Records excerpted from a collection
= Beginning of Section =

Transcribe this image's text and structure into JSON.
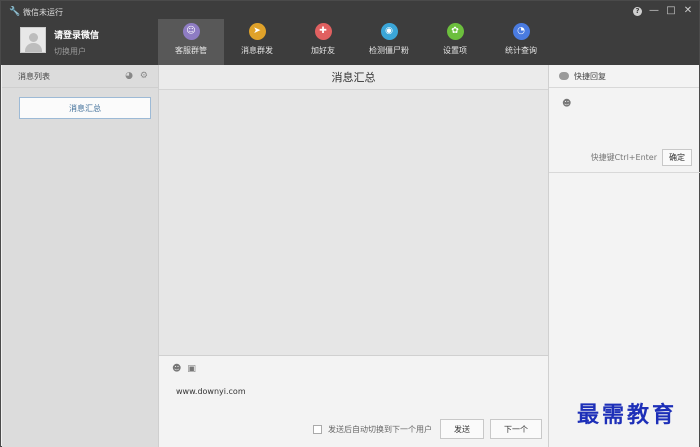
{
  "titlebar": {
    "title": "微信未运行"
  },
  "window_controls": {
    "help": "?",
    "minimize": "—",
    "maximize": "□",
    "close": "✕"
  },
  "user": {
    "name": "请登录微信",
    "switch": "切换用户"
  },
  "nav": [
    {
      "label": "客服群管",
      "color": "#8e7cc3",
      "glyph": "☺",
      "icon": "customer-service-icon"
    },
    {
      "label": "消息群发",
      "color": "#e0a22a",
      "glyph": "➤",
      "icon": "send-icon"
    },
    {
      "label": "加好友",
      "color": "#e06060",
      "glyph": "✚",
      "icon": "add-friend-icon"
    },
    {
      "label": "检测僵尸粉",
      "color": "#3ba6d8",
      "glyph": "◉",
      "icon": "detect-icon"
    },
    {
      "label": "设置项",
      "color": "#6cbf3d",
      "glyph": "✿",
      "icon": "settings-icon"
    },
    {
      "label": "统计查询",
      "color": "#4a7be0",
      "glyph": "◔",
      "icon": "stats-icon"
    }
  ],
  "left": {
    "header": "消息列表",
    "summary_button": "消息汇总"
  },
  "middle": {
    "title": "消息汇总",
    "compose_text": "www.downyi.com",
    "auto_switch_label": "发送后自动切换到下一个用户",
    "send_button": "发送",
    "next_button": "下一个"
  },
  "right": {
    "header": "快捷回复",
    "shortcut_label": "快捷键Ctrl+Enter",
    "confirm_button": "确定"
  },
  "watermark": "最需教育"
}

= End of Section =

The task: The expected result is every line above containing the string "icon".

Completed exercise:
      "icon": "customer-service-icon"
      "icon": "send-icon"
      "icon": "add-friend-icon"
      "icon": "detect-icon"
      "icon": "settings-icon"
      "icon": "stats-icon"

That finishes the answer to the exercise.